|PhD ceremony:||Ms R. (Rosanne) Lanting|
|When:||December 17, 2014|
|Supervisors:||prof. dr. P.M.N. (Paul) Werker, E.R. van den Heuvel|
|Where:||Academy building RUG|
|Faculty:||Medical Sciences / UMCG|
Dupuytren Disease (DD) affects the palmar fascias of the hand and fingers and causes nodules and cords. Eventually this can lead to an extension deficit of the affected fingers. At present, it is impossible to cure or prevent DD.
The estimated prevalence of DD in the general population of Western countries is 0.6-31.6%. Furthermore, the prevalence of DD in The Netherlands is 22.1% in the general population of people older than 50 years. The prevalence of the disease increases with age, and males are more often affected than females. Other significant risk factors for DD include excessive alcohol consumption, previous hand injury, familial occurrence of DD, and presence of Ledderhose disease.
DD affects fingers in a variable fashion, and knowledge about specific disease patterns based on location and severity of the disease was lacking. The ring finger is most frequently affected. In addition, the disease occurs often simultaneously in the following fingers: thumb and index finger; middle and ring finger; and the middle and little finger.

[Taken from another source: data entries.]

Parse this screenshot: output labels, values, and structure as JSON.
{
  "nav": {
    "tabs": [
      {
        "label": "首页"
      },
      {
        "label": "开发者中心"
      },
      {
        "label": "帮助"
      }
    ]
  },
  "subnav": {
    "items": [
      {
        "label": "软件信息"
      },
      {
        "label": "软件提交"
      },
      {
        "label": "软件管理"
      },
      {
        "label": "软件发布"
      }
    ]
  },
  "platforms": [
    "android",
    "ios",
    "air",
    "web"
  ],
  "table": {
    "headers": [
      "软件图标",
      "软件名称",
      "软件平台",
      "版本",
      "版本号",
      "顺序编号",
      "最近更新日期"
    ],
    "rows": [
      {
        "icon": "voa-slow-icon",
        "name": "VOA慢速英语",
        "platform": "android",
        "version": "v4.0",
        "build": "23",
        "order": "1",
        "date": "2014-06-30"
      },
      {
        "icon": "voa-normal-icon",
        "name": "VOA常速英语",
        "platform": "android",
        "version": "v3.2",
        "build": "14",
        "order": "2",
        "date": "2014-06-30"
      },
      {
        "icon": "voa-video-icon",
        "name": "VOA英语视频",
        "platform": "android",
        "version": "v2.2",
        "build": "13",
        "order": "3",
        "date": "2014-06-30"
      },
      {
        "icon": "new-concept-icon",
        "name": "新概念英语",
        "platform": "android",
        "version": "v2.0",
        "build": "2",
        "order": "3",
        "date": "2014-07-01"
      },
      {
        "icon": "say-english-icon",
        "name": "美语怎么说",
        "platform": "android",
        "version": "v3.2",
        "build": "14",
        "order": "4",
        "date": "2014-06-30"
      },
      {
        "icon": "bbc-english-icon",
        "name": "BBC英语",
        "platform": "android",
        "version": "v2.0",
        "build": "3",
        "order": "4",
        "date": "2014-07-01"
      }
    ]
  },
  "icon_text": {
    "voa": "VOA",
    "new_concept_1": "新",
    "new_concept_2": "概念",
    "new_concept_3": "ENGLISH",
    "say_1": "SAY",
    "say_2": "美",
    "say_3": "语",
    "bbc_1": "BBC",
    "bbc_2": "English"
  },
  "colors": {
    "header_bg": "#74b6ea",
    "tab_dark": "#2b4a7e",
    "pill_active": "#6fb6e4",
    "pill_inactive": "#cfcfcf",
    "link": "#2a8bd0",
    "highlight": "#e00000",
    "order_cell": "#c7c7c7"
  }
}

The course of DD differs per person. We investigated the short term disease course every 3-6 months during 1.5 years in 247 patients with DD. The results show that the disease increases in some patients, but is stable in the majority of participants during 1.5 years. There is also a group of patients whose disease improved over time.